TASK BRIEF → Write all of the entries again. Keep them exactly as they are.

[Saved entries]
----

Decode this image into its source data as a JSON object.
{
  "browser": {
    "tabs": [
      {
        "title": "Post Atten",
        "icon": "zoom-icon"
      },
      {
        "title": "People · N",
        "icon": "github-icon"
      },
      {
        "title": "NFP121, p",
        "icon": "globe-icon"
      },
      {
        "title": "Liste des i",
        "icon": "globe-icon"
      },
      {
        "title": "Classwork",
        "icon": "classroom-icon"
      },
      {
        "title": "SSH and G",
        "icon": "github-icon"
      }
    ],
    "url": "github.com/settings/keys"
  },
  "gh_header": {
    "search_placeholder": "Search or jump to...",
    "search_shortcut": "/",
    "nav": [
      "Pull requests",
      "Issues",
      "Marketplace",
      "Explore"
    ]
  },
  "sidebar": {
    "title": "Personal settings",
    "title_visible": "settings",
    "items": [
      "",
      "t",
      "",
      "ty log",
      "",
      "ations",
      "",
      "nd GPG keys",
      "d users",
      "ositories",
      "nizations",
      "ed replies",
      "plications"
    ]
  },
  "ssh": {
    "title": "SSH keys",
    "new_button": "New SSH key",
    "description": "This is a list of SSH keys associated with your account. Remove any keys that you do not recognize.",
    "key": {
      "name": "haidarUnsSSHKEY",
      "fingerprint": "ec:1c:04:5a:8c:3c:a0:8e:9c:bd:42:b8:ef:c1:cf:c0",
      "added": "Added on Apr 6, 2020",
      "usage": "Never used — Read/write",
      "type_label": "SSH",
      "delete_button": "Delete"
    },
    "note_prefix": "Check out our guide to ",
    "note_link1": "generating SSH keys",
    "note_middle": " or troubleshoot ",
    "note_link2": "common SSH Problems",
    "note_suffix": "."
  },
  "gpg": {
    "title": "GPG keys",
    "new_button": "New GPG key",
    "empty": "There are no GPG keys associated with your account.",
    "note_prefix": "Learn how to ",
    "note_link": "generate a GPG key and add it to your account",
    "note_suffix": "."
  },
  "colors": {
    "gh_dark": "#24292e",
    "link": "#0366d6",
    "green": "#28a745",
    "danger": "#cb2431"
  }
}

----

SOLUTION FOR THIS EXERCISE →
Decode this image into its source data as a JSON object.
{
  "browser": {
    "tabs": [
      {
        "title": "Post Atten",
        "icon": "zoom-icon"
      },
      {
        "title": "People · N",
        "icon": "github-icon"
      },
      {
        "title": "NFP121, p",
        "icon": "globe-icon"
      },
      {
        "title": "Liste des i",
        "icon": "globe-icon"
      },
      {
        "title": "Classwork",
        "icon": "classroom-icon"
      },
      {
        "title": "SSH and G",
        "icon": "github-icon"
      }
    ],
    "url": "github.com/settings/keys"
  },
  "gh_header": {
    "search_placeholder": "Search or jump to...",
    "search_shortcut": "/",
    "nav": [
      "Pull requests",
      "Issues",
      "Marketplace",
      "Explore"
    ]
  },
  "sidebar": {
    "title": "Personal settings",
    "title_visible": "settings",
    "items": [
      "",
      "t",
      "",
      "ty log",
      "",
      "ations",
      "",
      "nd GPG keys",
      "d users",
      "ositories",
      "nizations",
      "ed replies",
      "plications"
    ]
  },
  "ssh": {
    "title": "SSH keys",
    "new_button": "New SSH key",
    "description": "This is a list of SSH keys associated with your account. Remove any keys that you do not recognize.",
    "key": {
      "name": "haidarUnsSSHKEY",
      "fingerprint": "ec:1c:04:5a:8c:3c:a0:8e:9c:bd:42:b8:ef:c1:cf:c0",
      "added": "Added on Apr 6, 2020",
      "usage": "Never used — Read/write",
      "type_label": "SSH",
      "delete_button": "Delete"
    },
    "note_prefix": "Check out our guide to ",
    "note_link1": "generating SSH keys",
    "note_middle": " or troubleshoot ",
    "note_link2": "common SSH Problems",
    "note_suffix": "."
  },
  "gpg": {
    "title": "GPG keys",
    "new_button": "New GPG key",
    "empty": "There are no GPG keys associated with your account.",
    "note_prefix": "Learn how to ",
    "note_link": "generate a GPG key and add it to your account",
    "note_suffix": "."
  },
  "colors": {
    "gh_dark": "#24292e",
    "link": "#0366d6",
    "green": "#28a745",
    "danger": "#cb2431"
  }
}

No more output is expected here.